As the influence of political parties diminished in postwar America, scholars argued about whether their decline was caused by transformations in voter behavior, new styles of campaigning, or trust-shattering events such as Vietnam and Watergate. To some of these writers, parties were the relics of a technologically less sophisticated era. Today, however, many experts believe that these institutions have an inevitable tendency to adapt and survive. John Coleman thinks the reality is more complicated than this. In his view neither party decline nor adaptation is inevitable. His state-centered approach shows that the condition of political parties depends critically on the state's major policy concerns and on its institutional policy-making structure.
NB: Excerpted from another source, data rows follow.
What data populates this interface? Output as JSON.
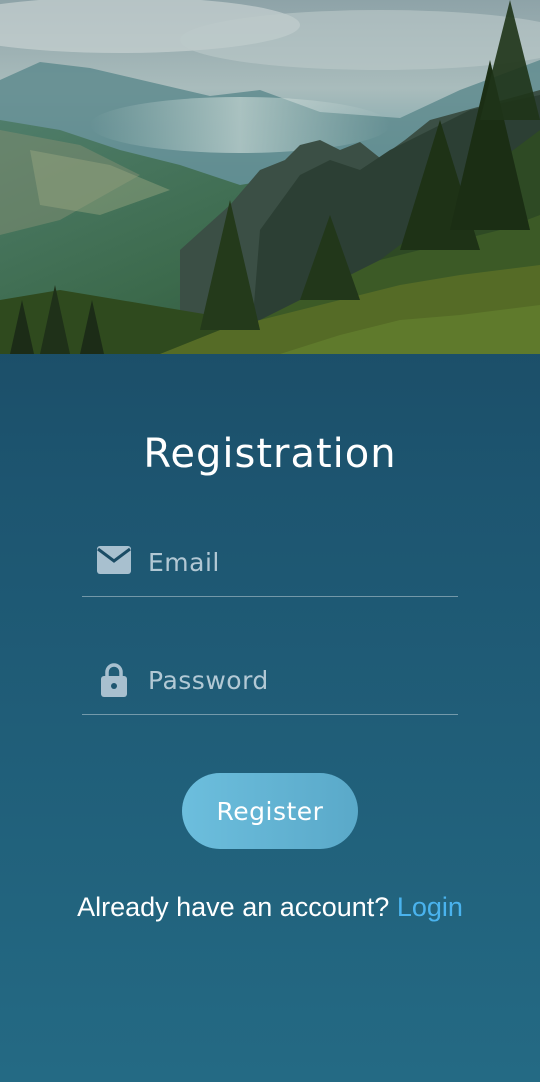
{
  "hero": {
    "image": "mountain-valley-landscape"
  },
  "form": {
    "title": "Registration",
    "email": {
      "icon": "envelope-icon",
      "placeholder": "Email",
      "value": ""
    },
    "password": {
      "icon": "lock-icon",
      "placeholder": "Password",
      "value": ""
    },
    "register_label": "Register",
    "footer_text": "Already have an account?",
    "login_label": "Login"
  },
  "colors": {
    "panel_top": "#173f57",
    "panel_bottom": "#246a84",
    "button": "#6cbedd",
    "link": "#4ab3ee"
  }
}
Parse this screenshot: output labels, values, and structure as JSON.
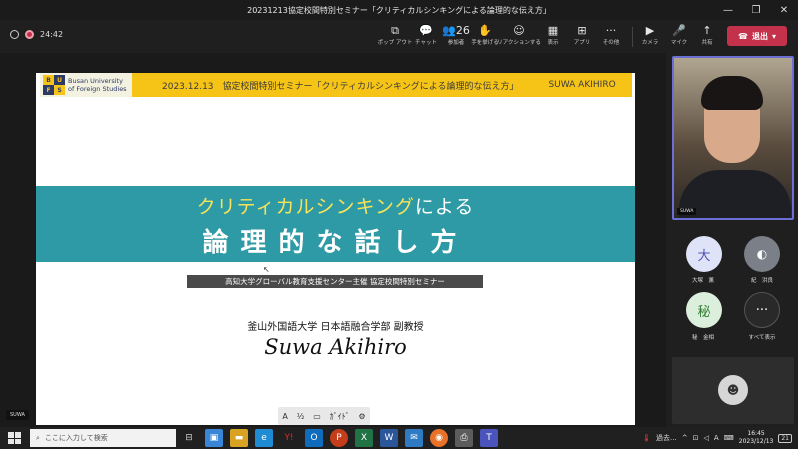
{
  "window": {
    "title": "20231213協定校間特別セミナー「クリティカルシンキングによる論理的な伝え方」",
    "controls": [
      "—",
      "❐",
      "✕"
    ]
  },
  "meeting": {
    "elapsed": "24:42"
  },
  "toolbar": {
    "buttons": [
      {
        "icon": "⧉",
        "label": "ポップ アウト"
      },
      {
        "icon": "💬",
        "label": "チャット"
      },
      {
        "icon": "👥26",
        "label": "参加者"
      },
      {
        "icon": "✋",
        "label": "手を挙げる"
      },
      {
        "icon": "☺",
        "label": "リアクションする"
      },
      {
        "icon": "▦",
        "label": "表示"
      },
      {
        "icon": "⊞",
        "label": "アプリ"
      },
      {
        "icon": "···",
        "label": "その他"
      },
      {
        "icon": "▶",
        "label": "カメラ"
      },
      {
        "icon": "🎤",
        "label": "マイク"
      },
      {
        "icon": "↑",
        "label": "共有"
      }
    ],
    "leave_label": "退出"
  },
  "slide": {
    "logo_letters": [
      "B",
      "U",
      "F",
      "S"
    ],
    "logo_name_1": "Busan University",
    "logo_name_2": "of Foreign Studies",
    "header_text": "2023.12.13　協定校間特別セミナー「クリティカルシンキングによる論理的な伝え方」",
    "header_name": "SUWA AKIHIRO",
    "title_line1_highlight": "クリティカルシンキング",
    "title_line1_rest": "による",
    "title_line2": "論理的な話し方",
    "subtitle": "高知大学グローバル教育支援センター主催 協定校間特別セミナー",
    "affiliation": "釜山外国語大学 日本語融合学部 副教授",
    "signature": "Suwa Akihiro"
  },
  "presenter_toolbar": [
    "A",
    "½",
    "▭",
    "ｶﾞｲﾄﾞ",
    "⚙"
  ],
  "presenter_name": "SUWA",
  "video": {
    "name": "SUWA"
  },
  "participants": [
    {
      "initial": "大",
      "name": "大塚　薫",
      "bg": "#dfe3f7",
      "fg": "#4f52b2"
    },
    {
      "initial": "",
      "name": "紀　洪良",
      "bg": "#7a7f88",
      "fg": "#ffffff"
    },
    {
      "initial": "秘",
      "name": "秘　金相",
      "bg": "#dcefdc",
      "fg": "#2e7d32"
    },
    {
      "initial": "···",
      "name": "すべて表示",
      "bg": "#292929",
      "fg": "#ffffff"
    }
  ],
  "taskbar": {
    "search_placeholder": "ここに入力して検索",
    "weather": "過去...",
    "ime": "A",
    "time": "16:45",
    "date": "2023/12/13",
    "notif": "21"
  },
  "colors": {
    "teal": "#2d9aa5",
    "yellow": "#f6c417",
    "leave_red": "#c4314b",
    "highlight": "#6b6fd6"
  }
}
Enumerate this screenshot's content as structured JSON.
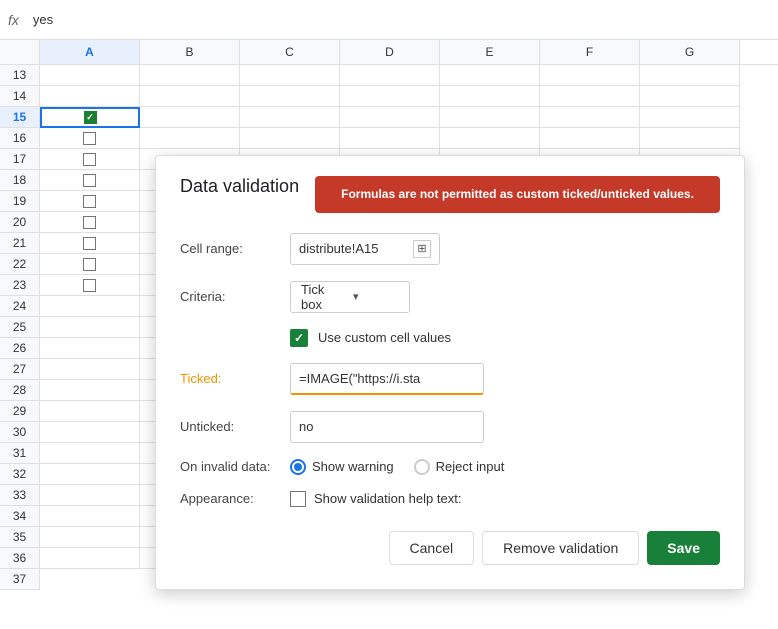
{
  "formula_bar": {
    "fx_label": "fx",
    "cell_value": "yes"
  },
  "columns": [
    "A",
    "B",
    "C",
    "D",
    "E",
    "F",
    "G"
  ],
  "rows": [
    13,
    14,
    15,
    16,
    17,
    18,
    19,
    20,
    21,
    22,
    23,
    24,
    25,
    26,
    27,
    28,
    29,
    30,
    31,
    32,
    33,
    34,
    35,
    36,
    37
  ],
  "active_cell": "A15",
  "checked_rows": [
    15
  ],
  "unchecked_rows": [
    16,
    17,
    18,
    19,
    20,
    21,
    22,
    23
  ],
  "dialog": {
    "title": "Data validation",
    "error_banner": "Formulas are not permitted as custom ticked/unticked values.",
    "cell_range_label": "Cell range:",
    "cell_range_value": "distribute!A15",
    "criteria_label": "Criteria:",
    "criteria_value": "Tick box",
    "custom_values_label": "Use custom cell values",
    "ticked_label": "Ticked:",
    "ticked_value": "=IMAGE(\"https://i.sta",
    "unticked_label": "Unticked:",
    "unticked_value": "no",
    "on_invalid_label": "On invalid data:",
    "show_warning_label": "Show warning",
    "reject_input_label": "Reject input",
    "appearance_label": "Appearance:",
    "validation_help_label": "Show validation help text:",
    "cancel_label": "Cancel",
    "remove_validation_label": "Remove validation",
    "save_label": "Save"
  }
}
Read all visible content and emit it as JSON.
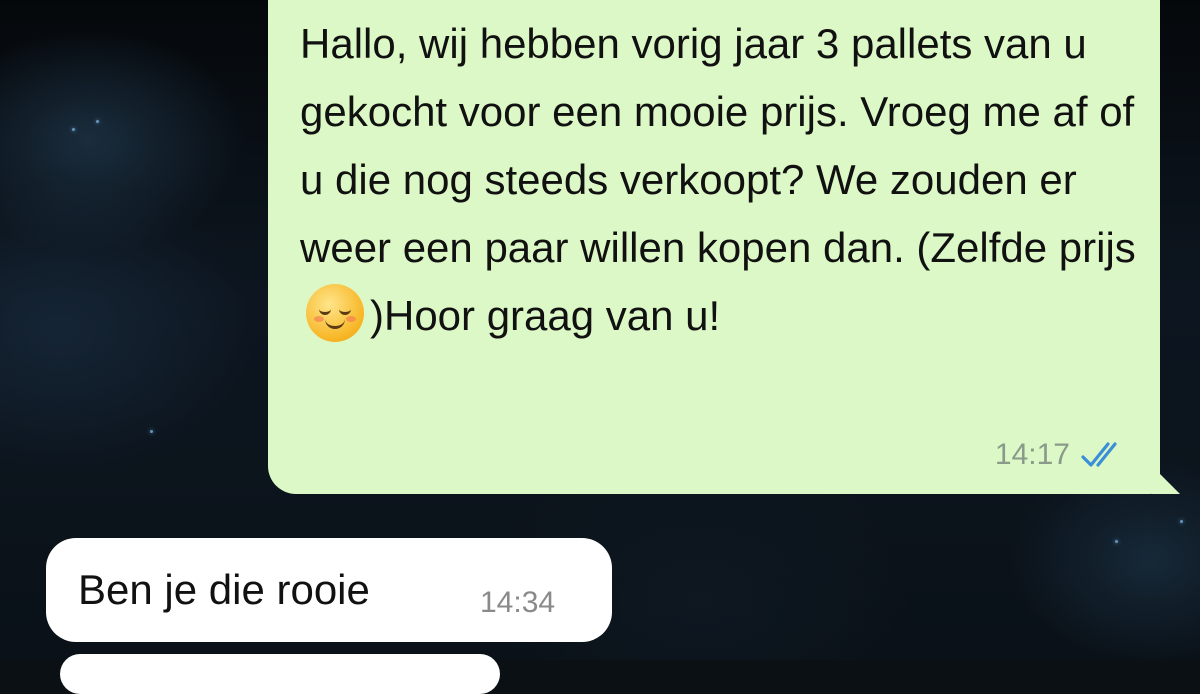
{
  "messages": [
    {
      "direction": "outgoing",
      "text_before_emoji": "Hallo, wij hebben vorig jaar 3 pallets van u gekocht voor een mooie prijs. Vroeg me af of u die nog steeds verkoopt? We zouden er weer een paar willen kopen dan. (Zelfde prijs ",
      "emoji": "smiling-face-emoji",
      "text_after_emoji": ")Hoor graag van u!",
      "time": "14:17",
      "status_icon": "double-check-read-icon",
      "bubble_color": "#dcf8c6"
    },
    {
      "direction": "incoming",
      "text": "Ben je die rooie",
      "time": "14:34",
      "bubble_color": "#ffffff"
    }
  ],
  "colors": {
    "read_tick": "#3a8fd6",
    "outgoing_bubble": "#dcf8c6",
    "incoming_bubble": "#ffffff"
  }
}
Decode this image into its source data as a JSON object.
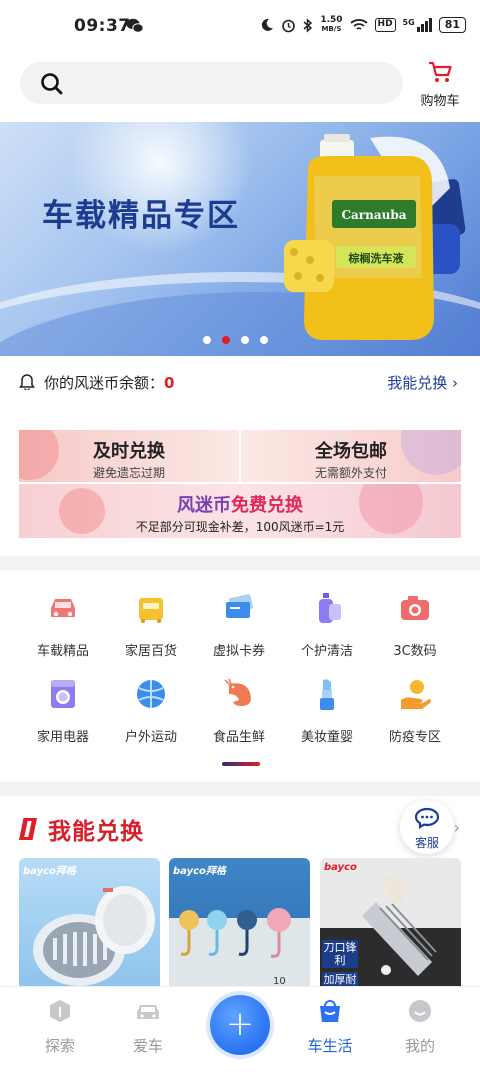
{
  "status_bar": {
    "time": "09:37",
    "net_speed_top": "1.50",
    "net_speed_unit": "MB/S",
    "hd": "HD",
    "signal_label": "5G",
    "battery": "81"
  },
  "header": {
    "search_placeholder": "",
    "cart_label": "购物车"
  },
  "banner": {
    "title": "车载精品专区",
    "product_label_1": "Carnauba",
    "product_label_2": "棕榈洗车液",
    "slide_count": 4,
    "active_slide": 2
  },
  "points": {
    "label": "你的风迷币余额：",
    "value": "0",
    "link": "我能兑换"
  },
  "promo": {
    "left_title": "及时兑换",
    "left_sub": "避免遗忘过期",
    "right_title": "全场包邮",
    "right_sub": "无需额外支付",
    "wide_title_a": "风迷币",
    "wide_title_b": "免费兑换",
    "wide_sub": "不足部分可现金补差，100风迷币=1元"
  },
  "categories": [
    {
      "label": "车载精品",
      "icon": "car-icon"
    },
    {
      "label": "家居百货",
      "icon": "home-goods-icon"
    },
    {
      "label": "虚拟卡券",
      "icon": "card-icon"
    },
    {
      "label": "个护清洁",
      "icon": "cleaning-icon"
    },
    {
      "label": "3C数码",
      "icon": "camera-icon"
    },
    {
      "label": "家用电器",
      "icon": "washer-icon"
    },
    {
      "label": "户外运动",
      "icon": "ball-icon"
    },
    {
      "label": "食品生鲜",
      "icon": "shrimp-icon"
    },
    {
      "label": "美妆童婴",
      "icon": "lipstick-icon"
    },
    {
      "label": "防疫专区",
      "icon": "hand-icon"
    }
  ],
  "section": {
    "title": "我能兑换",
    "service_label": "客服",
    "more": "›"
  },
  "products": [
    {
      "brand": "bayco拜格",
      "tags": []
    },
    {
      "brand": "bayco拜格",
      "tags": [],
      "number": "10"
    },
    {
      "brand": "bayco",
      "tags": [
        "刀口锋利",
        "加厚耐用"
      ]
    }
  ],
  "nav": [
    {
      "label": "探索",
      "icon": "explore-icon",
      "active": false
    },
    {
      "label": "爱车",
      "icon": "car-nav-icon",
      "active": false
    },
    {
      "label": "车生活",
      "icon": "shopping-bag-icon",
      "active": true
    },
    {
      "label": "我的",
      "icon": "profile-icon",
      "active": false
    }
  ],
  "nav_center": {
    "symbol": "+"
  },
  "colors": {
    "accent_red": "#e01e2a",
    "link_blue": "#1f3e9c",
    "nav_active": "#1f63d6"
  }
}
|Original language||English (US)|
|Publisher||Princeton University Press|
|State||Published - 1996|
|Name||Princeton Studies in American Politics|